From our point of view, for consultancy this is the most important definition of complexity. After all, it points out that complexity cannot be made into a recipe. This means, for complex situations there cannot be general instructions on how to proceed; it is senseless to search for meaning according to ‘the’ truth, each solution will also produce a disadvantageous aspect, which another solution would have processed more effectively.

Complexity arises where a system is internally networked in such a way, that nowhere else in the system is it possible to have an overview, or a complete knowledge of itself anymore. Nobody knows who they are, no team knows all that the team members can perceive, no conflict communicates everything that would need to be clarified, and no organisation knows what decisions are being made at the same time. Therefore, no complex system can completely calculate and direct itself; instead, it gains the ability to react with more versatility to a complex environment. With it, it produces the capacity to surprise itself, therefore learning about itself is enabled.
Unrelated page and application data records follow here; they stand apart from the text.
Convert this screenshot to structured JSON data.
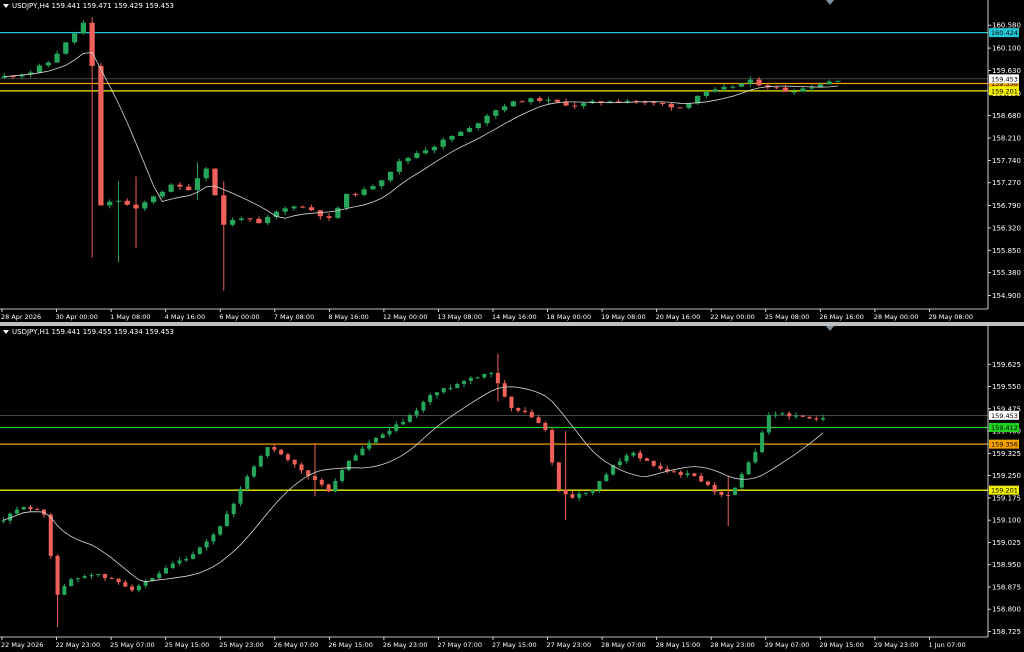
{
  "colors": {
    "background": "#000000",
    "bull": "#26a65b",
    "bear": "#f0605a",
    "ma": "#d8d8d8",
    "axis": "#ffffff",
    "cyan": "#22c8d8",
    "orange": "#f4a300",
    "yellow": "#f0f000",
    "green": "#1fd21f"
  },
  "top_chart": {
    "header": "USDJPY,H4  159.441 159.471 159.429 159.453",
    "icon": "chevron-down-icon"
  },
  "bottom_chart": {
    "header": "USDJPY,H1  159.441 159.455 159.434 159.453",
    "icon": "chevron-down-icon"
  },
  "chart_data": [
    {
      "type": "candlestick",
      "symbol": "USDJPY",
      "timeframe": "H4",
      "ylim": [
        154.7,
        160.9
      ],
      "y_ticks": [
        "160.580",
        "160.100",
        "159.630",
        "159.150",
        "158.680",
        "158.210",
        "157.740",
        "157.270",
        "156.790",
        "156.320",
        "155.850",
        "155.380",
        "154.900"
      ],
      "x_ticks": [
        "28 Apr 2026",
        "30 Apr 00:00",
        "1 May 08:00",
        "4 May 16:00",
        "6 May 00:00",
        "7 May 08:00",
        "8 May 16:00",
        "12 May 00:00",
        "13 May 08:00",
        "14 May 16:00",
        "18 May 00:00",
        "19 May 08:00",
        "20 May 16:00",
        "22 May 00:00",
        "25 May 08:00",
        "26 May 16:00",
        "28 May 00:00",
        "29 May 08:00"
      ],
      "levels": [
        {
          "value": 160.424,
          "label": "160.424",
          "color": "#22c8d8"
        },
        {
          "value": 159.356,
          "label": "159.356",
          "color": "#f4a300"
        },
        {
          "value": 159.201,
          "label": "159.201",
          "color": "#f0f000"
        }
      ],
      "current_price": {
        "value": 159.453,
        "label": "159.453"
      },
      "anchors": [
        [
          0,
          159.5
        ],
        [
          3,
          159.6
        ],
        [
          5,
          159.8
        ],
        [
          7,
          160.2
        ],
        [
          9,
          160.62
        ],
        [
          10,
          159.7
        ],
        [
          11,
          156.8
        ],
        [
          13,
          156.9
        ],
        [
          15,
          156.7
        ],
        [
          17,
          157.0
        ],
        [
          19,
          157.2
        ],
        [
          21,
          157.15
        ],
        [
          23,
          157.6
        ],
        [
          25,
          156.4
        ],
        [
          27,
          156.55
        ],
        [
          29,
          156.4
        ],
        [
          31,
          156.65
        ],
        [
          33,
          156.8
        ],
        [
          35,
          156.7
        ],
        [
          37,
          156.5
        ],
        [
          39,
          157.0
        ],
        [
          41,
          157.1
        ],
        [
          43,
          157.35
        ],
        [
          45,
          157.7
        ],
        [
          47,
          157.9
        ],
        [
          49,
          158.05
        ],
        [
          51,
          158.25
        ],
        [
          53,
          158.4
        ],
        [
          55,
          158.7
        ],
        [
          57,
          158.9
        ],
        [
          59,
          159.0
        ],
        [
          61,
          159.02
        ],
        [
          63,
          158.95
        ],
        [
          65,
          158.9
        ],
        [
          67,
          158.95
        ],
        [
          69,
          159.0
        ],
        [
          71,
          159.0
        ],
        [
          73,
          158.95
        ],
        [
          75,
          158.92
        ],
        [
          77,
          158.85
        ],
        [
          79,
          159.1
        ],
        [
          81,
          159.2
        ],
        [
          83,
          159.3
        ],
        [
          85,
          159.4
        ],
        [
          87,
          159.3
        ],
        [
          89,
          159.2
        ],
        [
          91,
          159.25
        ],
        [
          93,
          159.35
        ],
        [
          95,
          159.45
        ]
      ],
      "spikes": [
        {
          "i": 10,
          "high": 160.75,
          "low": 155.7
        },
        {
          "i": 13,
          "high": 157.3,
          "low": 155.6
        },
        {
          "i": 25,
          "high": 157.3,
          "low": 155.0
        },
        {
          "i": 22,
          "high": 157.7,
          "low": 156.9
        },
        {
          "i": 15,
          "high": 157.4,
          "low": 155.9
        }
      ],
      "ma_period": 8
    },
    {
      "type": "candlestick",
      "symbol": "USDJPY",
      "timeframe": "H1",
      "ylim": [
        158.72,
        159.7
      ],
      "y_ticks": [
        "159.625",
        "159.550",
        "159.475",
        "159.400",
        "159.325",
        "159.250",
        "159.175",
        "159.100",
        "159.025",
        "158.950",
        "158.875",
        "158.800",
        "158.725"
      ],
      "x_ticks": [
        "22 May 2026",
        "22 May 23:00",
        "25 May 07:00",
        "25 May 15:00",
        "25 May 23:00",
        "26 May 07:00",
        "26 May 15:00",
        "26 May 23:00",
        "27 May 07:00",
        "27 May 15:00",
        "27 May 23:00",
        "28 May 07:00",
        "28 May 15:00",
        "28 May 23:00",
        "29 May 07:00",
        "29 May 15:00",
        "29 May 23:00",
        "1 Jun 07:00"
      ],
      "levels": [
        {
          "value": 159.412,
          "label": "159.412",
          "color": "#1fd21f"
        },
        {
          "value": 159.356,
          "label": "159.356",
          "color": "#f4a300"
        },
        {
          "value": 159.201,
          "label": "159.201",
          "color": "#f0f000"
        }
      ],
      "current_price": {
        "value": 159.453,
        "label": "159.453"
      },
      "anchors": [
        [
          0,
          159.1
        ],
        [
          3,
          159.15
        ],
        [
          6,
          159.12
        ],
        [
          8,
          158.85
        ],
        [
          10,
          158.9
        ],
        [
          13,
          158.92
        ],
        [
          16,
          158.9
        ],
        [
          19,
          158.87
        ],
        [
          22,
          158.9
        ],
        [
          25,
          158.95
        ],
        [
          28,
          158.98
        ],
        [
          31,
          159.05
        ],
        [
          34,
          159.15
        ],
        [
          36,
          159.25
        ],
        [
          39,
          159.35
        ],
        [
          42,
          159.3
        ],
        [
          45,
          159.25
        ],
        [
          48,
          159.2
        ],
        [
          51,
          159.3
        ],
        [
          54,
          159.36
        ],
        [
          57,
          159.4
        ],
        [
          60,
          159.45
        ],
        [
          63,
          159.52
        ],
        [
          66,
          159.55
        ],
        [
          69,
          159.58
        ],
        [
          72,
          159.6
        ],
        [
          75,
          159.48
        ],
        [
          78,
          159.45
        ],
        [
          80,
          159.4
        ],
        [
          82,
          159.2
        ],
        [
          84,
          159.18
        ],
        [
          87,
          159.2
        ],
        [
          90,
          159.28
        ],
        [
          93,
          159.33
        ],
        [
          96,
          159.28
        ],
        [
          99,
          159.26
        ],
        [
          102,
          159.25
        ],
        [
          105,
          159.2
        ],
        [
          107,
          159.18
        ],
        [
          109,
          159.25
        ],
        [
          111,
          159.33
        ],
        [
          113,
          159.45
        ],
        [
          115,
          159.46
        ],
        [
          117,
          159.45
        ],
        [
          119,
          159.44
        ],
        [
          121,
          159.45
        ]
      ],
      "spikes": [
        {
          "i": 8,
          "high": 158.95,
          "low": 158.74
        },
        {
          "i": 46,
          "high": 159.36,
          "low": 159.18
        },
        {
          "i": 83,
          "high": 159.4,
          "low": 159.1
        },
        {
          "i": 107,
          "high": 159.25,
          "low": 159.08
        },
        {
          "i": 73,
          "high": 159.66,
          "low": 159.5
        }
      ],
      "ma_period": 14
    }
  ]
}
Formulated in a more abstract way: complexity is produced by the fact that the world is uncertain, much could also be different and decisions are constantly required to respond to the environment.